■ REQUIREMENT:
The full set of entries needs to be reproduced exactly.

■ DATA EXTRACT:
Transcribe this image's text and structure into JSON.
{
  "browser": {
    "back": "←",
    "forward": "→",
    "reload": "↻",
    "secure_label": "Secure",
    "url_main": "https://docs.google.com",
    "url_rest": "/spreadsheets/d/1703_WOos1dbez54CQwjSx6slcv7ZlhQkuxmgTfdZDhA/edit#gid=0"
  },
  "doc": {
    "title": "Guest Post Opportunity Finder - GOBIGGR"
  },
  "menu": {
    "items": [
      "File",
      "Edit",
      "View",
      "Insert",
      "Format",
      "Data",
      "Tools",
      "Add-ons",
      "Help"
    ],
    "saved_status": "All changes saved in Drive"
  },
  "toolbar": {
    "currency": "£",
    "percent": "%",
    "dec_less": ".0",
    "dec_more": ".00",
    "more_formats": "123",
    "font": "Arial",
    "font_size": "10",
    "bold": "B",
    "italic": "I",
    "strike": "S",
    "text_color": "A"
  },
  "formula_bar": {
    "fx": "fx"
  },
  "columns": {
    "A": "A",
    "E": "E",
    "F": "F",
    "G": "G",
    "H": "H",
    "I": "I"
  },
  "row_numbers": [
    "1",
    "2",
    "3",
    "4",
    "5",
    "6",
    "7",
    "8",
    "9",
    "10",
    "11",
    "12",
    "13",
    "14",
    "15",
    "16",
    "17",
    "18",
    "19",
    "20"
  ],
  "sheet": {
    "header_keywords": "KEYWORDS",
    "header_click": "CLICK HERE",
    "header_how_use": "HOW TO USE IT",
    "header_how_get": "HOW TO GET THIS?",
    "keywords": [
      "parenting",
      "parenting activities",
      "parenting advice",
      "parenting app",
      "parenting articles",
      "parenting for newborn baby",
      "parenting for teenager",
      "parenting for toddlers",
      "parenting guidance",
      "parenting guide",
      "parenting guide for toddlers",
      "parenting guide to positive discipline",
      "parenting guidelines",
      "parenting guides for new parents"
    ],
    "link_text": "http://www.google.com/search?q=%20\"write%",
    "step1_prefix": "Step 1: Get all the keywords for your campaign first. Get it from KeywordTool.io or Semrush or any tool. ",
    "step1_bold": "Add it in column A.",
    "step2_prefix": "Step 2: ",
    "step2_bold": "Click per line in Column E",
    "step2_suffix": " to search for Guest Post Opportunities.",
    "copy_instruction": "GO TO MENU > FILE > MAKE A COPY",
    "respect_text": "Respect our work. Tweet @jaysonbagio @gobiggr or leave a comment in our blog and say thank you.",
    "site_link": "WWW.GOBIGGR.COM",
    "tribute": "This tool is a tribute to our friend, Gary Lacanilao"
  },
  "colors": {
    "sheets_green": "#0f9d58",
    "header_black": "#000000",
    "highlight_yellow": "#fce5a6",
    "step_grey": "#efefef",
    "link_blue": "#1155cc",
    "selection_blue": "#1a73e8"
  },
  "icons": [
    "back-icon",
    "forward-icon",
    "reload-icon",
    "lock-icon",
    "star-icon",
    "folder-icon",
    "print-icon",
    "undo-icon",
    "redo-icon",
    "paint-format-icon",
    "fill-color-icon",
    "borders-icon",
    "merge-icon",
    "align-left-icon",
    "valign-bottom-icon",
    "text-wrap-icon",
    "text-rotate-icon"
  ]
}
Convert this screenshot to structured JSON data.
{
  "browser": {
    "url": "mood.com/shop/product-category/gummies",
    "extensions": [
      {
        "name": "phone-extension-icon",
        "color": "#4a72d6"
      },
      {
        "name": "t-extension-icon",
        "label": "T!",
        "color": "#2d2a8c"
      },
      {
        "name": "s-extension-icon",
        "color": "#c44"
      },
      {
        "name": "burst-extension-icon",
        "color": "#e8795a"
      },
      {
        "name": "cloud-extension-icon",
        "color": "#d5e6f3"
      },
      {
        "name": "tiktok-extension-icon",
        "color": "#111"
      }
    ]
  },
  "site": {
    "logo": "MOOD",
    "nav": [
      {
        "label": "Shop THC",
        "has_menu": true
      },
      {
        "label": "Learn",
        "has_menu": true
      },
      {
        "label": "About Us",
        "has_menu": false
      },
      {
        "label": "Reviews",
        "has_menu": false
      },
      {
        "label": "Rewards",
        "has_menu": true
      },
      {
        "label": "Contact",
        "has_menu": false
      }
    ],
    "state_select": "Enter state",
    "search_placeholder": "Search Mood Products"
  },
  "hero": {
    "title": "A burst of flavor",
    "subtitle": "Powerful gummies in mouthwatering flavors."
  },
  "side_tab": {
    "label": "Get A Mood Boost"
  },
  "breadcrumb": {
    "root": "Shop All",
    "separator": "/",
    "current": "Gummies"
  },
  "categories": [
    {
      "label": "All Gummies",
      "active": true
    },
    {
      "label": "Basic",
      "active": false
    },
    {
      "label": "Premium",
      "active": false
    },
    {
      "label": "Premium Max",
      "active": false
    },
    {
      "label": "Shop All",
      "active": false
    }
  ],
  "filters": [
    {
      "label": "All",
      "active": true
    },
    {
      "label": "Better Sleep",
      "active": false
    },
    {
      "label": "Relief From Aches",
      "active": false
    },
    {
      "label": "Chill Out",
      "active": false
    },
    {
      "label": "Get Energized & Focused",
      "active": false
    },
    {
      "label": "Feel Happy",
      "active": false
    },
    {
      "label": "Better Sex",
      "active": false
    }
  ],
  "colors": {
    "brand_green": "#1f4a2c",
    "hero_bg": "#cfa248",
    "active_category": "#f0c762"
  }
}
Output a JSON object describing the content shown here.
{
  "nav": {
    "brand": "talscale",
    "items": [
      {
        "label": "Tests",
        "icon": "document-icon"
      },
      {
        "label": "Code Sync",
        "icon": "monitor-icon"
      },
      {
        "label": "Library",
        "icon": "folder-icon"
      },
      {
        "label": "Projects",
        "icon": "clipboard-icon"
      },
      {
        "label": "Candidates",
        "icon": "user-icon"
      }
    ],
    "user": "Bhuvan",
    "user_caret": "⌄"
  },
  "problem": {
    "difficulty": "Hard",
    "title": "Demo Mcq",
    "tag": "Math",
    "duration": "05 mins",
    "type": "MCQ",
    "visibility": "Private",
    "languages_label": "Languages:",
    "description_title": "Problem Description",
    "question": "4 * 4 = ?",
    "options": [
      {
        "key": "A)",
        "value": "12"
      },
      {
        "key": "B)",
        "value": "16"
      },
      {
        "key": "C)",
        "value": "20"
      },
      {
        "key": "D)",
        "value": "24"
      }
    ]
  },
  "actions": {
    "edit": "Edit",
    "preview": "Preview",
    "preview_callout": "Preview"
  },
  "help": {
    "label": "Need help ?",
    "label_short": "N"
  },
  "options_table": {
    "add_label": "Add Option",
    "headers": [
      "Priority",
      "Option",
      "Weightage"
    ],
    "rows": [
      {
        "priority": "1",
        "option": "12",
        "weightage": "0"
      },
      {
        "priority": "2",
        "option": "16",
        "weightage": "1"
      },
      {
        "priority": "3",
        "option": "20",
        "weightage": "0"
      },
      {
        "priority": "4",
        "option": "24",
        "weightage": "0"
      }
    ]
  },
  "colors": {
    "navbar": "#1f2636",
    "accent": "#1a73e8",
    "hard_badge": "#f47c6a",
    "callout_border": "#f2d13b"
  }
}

■ WRITTEN RESPONSE:
Transcribe this image's text and structure into JSON.
{
  "browser": {
    "back": "←",
    "forward": "→",
    "reload": "↻",
    "secure_label": "Secure",
    "url_main": "https://docs.google.com",
    "url_rest": "/spreadsheets/d/1703_WOos1dbez54CQwjSx6slcv7ZlhQkuxmgTfdZDhA/edit#gid=0"
  },
  "doc": {
    "title": "Guest Post Opportunity Finder - GOBIGGR"
  },
  "menu": {
    "items": [
      "File",
      "Edit",
      "View",
      "Insert",
      "Format",
      "Data",
      "Tools",
      "Add-ons",
      "Help"
    ],
    "saved_status": "All changes saved in Drive"
  },
  "toolbar": {
    "currency": "£",
    "percent": "%",
    "dec_less": ".0",
    "dec_more": ".00",
    "more_formats": "123",
    "font": "Arial",
    "font_size": "10",
    "bold": "B",
    "italic": "I",
    "strike": "S",
    "text_color": "A"
  },
  "formula_bar": {
    "fx": "fx"
  },
  "columns": {
    "A": "A",
    "E": "E",
    "F": "F",
    "G": "G",
    "H": "H",
    "I": "I"
  },
  "row_numbers": [
    "1",
    "2",
    "3",
    "4",
    "5",
    "6",
    "7",
    "8",
    "9",
    "10",
    "11",
    "12",
    "13",
    "14",
    "15",
    "16",
    "17",
    "18",
    "19",
    "20"
  ],
  "sheet": {
    "header_keywords": "KEYWORDS",
    "header_click": "CLICK HERE",
    "header_how_use": "HOW TO USE IT",
    "header_how_get": "HOW TO GET THIS?",
    "keywords": [
      "parenting",
      "parenting activities",
      "parenting advice",
      "parenting app",
      "parenting articles",
      "parenting for newborn baby",
      "parenting for teenager",
      "parenting for toddlers",
      "parenting guidance",
      "parenting guide",
      "parenting guide for toddlers",
      "parenting guide to positive discipline",
      "parenting guidelines",
      "parenting guides for new parents"
    ],
    "link_text": "http://www.google.com/search?q=%20\"write%",
    "step1_prefix": "Step 1: Get all the keywords for your campaign first. Get it from KeywordTool.io or Semrush or any tool. ",
    "step1_bold": "Add it in column A.",
    "step2_prefix": "Step 2: ",
    "step2_bold": "Click per line in Column E",
    "step2_suffix": " to search for Guest Post Opportunities.",
    "copy_instruction": "GO TO MENU > FILE > MAKE A COPY",
    "respect_text": "Respect our work. Tweet @jaysonbagio @gobiggr or leave a comment in our blog and say thank you.",
    "site_link": "WWW.GOBIGGR.COM",
    "tribute": "This tool is a tribute to our friend, Gary Lacanilao"
  },
  "colors": {
    "sheets_green": "#0f9d58",
    "header_black": "#000000",
    "highlight_yellow": "#fce5a6",
    "step_grey": "#efefef",
    "link_blue": "#1155cc",
    "selection_blue": "#1a73e8"
  },
  "icons": [
    "back-icon",
    "forward-icon",
    "reload-icon",
    "lock-icon",
    "star-icon",
    "folder-icon",
    "print-icon",
    "undo-icon",
    "redo-icon",
    "paint-format-icon",
    "fill-color-icon",
    "borders-icon",
    "merge-icon",
    "align-left-icon",
    "valign-bottom-icon",
    "text-wrap-icon",
    "text-rotate-icon"
  ]
}
Convert this screenshot to structured JSON data.
{
  "browser": {
    "url": "mood.com/shop/product-category/gummies",
    "extensions": [
      {
        "name": "phone-extension-icon",
        "color": "#4a72d6"
      },
      {
        "name": "t-extension-icon",
        "label": "T!",
        "color": "#2d2a8c"
      },
      {
        "name": "s-extension-icon",
        "color": "#c44"
      },
      {
        "name": "burst-extension-icon",
        "color": "#e8795a"
      },
      {
        "name": "cloud-extension-icon",
        "color": "#d5e6f3"
      },
      {
        "name": "tiktok-extension-icon",
        "color": "#111"
      }
    ]
  },
  "site": {
    "logo": "MOOD",
    "nav": [
      {
        "label": "Shop THC",
        "has_menu": true
      },
      {
        "label": "Learn",
        "has_menu": true
      },
      {
        "label": "About Us",
        "has_menu": false
      },
      {
        "label": "Reviews",
        "has_menu": false
      },
      {
        "label": "Rewards",
        "has_menu": true
      },
      {
        "label": "Contact",
        "has_menu": false
      }
    ],
    "state_select": "Enter state",
    "search_placeholder": "Search Mood Products"
  },
  "hero": {
    "title": "A burst of flavor",
    "subtitle": "Powerful gummies in mouthwatering flavors."
  },
  "side_tab": {
    "label": "Get A Mood Boost"
  },
  "breadcrumb": {
    "root": "Shop All",
    "separator": "/",
    "current": "Gummies"
  },
  "categories": [
    {
      "label": "All Gummies",
      "active": true
    },
    {
      "label": "Basic",
      "active": false
    },
    {
      "label": "Premium",
      "active": false
    },
    {
      "label": "Premium Max",
      "active": false
    },
    {
      "label": "Shop All",
      "active": false
    }
  ],
  "filters": [
    {
      "label": "All",
      "active": true
    },
    {
      "label": "Better Sleep",
      "active": false
    },
    {
      "label": "Relief From Aches",
      "active": false
    },
    {
      "label": "Chill Out",
      "active": false
    },
    {
      "label": "Get Energized & Focused",
      "active": false
    },
    {
      "label": "Feel Happy",
      "active": false
    },
    {
      "label": "Better Sex",
      "active": false
    }
  ],
  "colors": {
    "brand_green": "#1f4a2c",
    "hero_bg": "#cfa248",
    "active_category": "#f0c762"
  }
}
Output a JSON object describing the content shown here.
{
  "nav": {
    "brand": "talscale",
    "items": [
      {
        "label": "Tests",
        "icon": "document-icon"
      },
      {
        "label": "Code Sync",
        "icon": "monitor-icon"
      },
      {
        "label": "Library",
        "icon": "folder-icon"
      },
      {
        "label": "Projects",
        "icon": "clipboard-icon"
      },
      {
        "label": "Candidates",
        "icon": "user-icon"
      }
    ],
    "user": "Bhuvan",
    "user_caret": "⌄"
  },
  "problem": {
    "difficulty": "Hard",
    "title": "Demo Mcq",
    "tag": "Math",
    "duration": "05 mins",
    "type": "MCQ",
    "visibility": "Private",
    "languages_label": "Languages:",
    "description_title": "Problem Description",
    "question": "4 * 4 = ?",
    "options": [
      {
        "key": "A)",
        "value": "12"
      },
      {
        "key": "B)",
        "value": "16"
      },
      {
        "key": "C)",
        "value": "20"
      },
      {
        "key": "D)",
        "value": "24"
      }
    ]
  },
  "actions": {
    "edit": "Edit",
    "preview": "Preview",
    "preview_callout": "Preview"
  },
  "help": {
    "label": "Need help ?",
    "label_short": "N"
  },
  "options_table": {
    "add_label": "Add Option",
    "headers": [
      "Priority",
      "Option",
      "Weightage"
    ],
    "rows": [
      {
        "priority": "1",
        "option": "12",
        "weightage": "0"
      },
      {
        "priority": "2",
        "option": "16",
        "weightage": "1"
      },
      {
        "priority": "3",
        "option": "20",
        "weightage": "0"
      },
      {
        "priority": "4",
        "option": "24",
        "weightage": "0"
      }
    ]
  },
  "colors": {
    "navbar": "#1f2636",
    "accent": "#1a73e8",
    "hard_badge": "#f47c6a",
    "callout_border": "#f2d13b"
  }
}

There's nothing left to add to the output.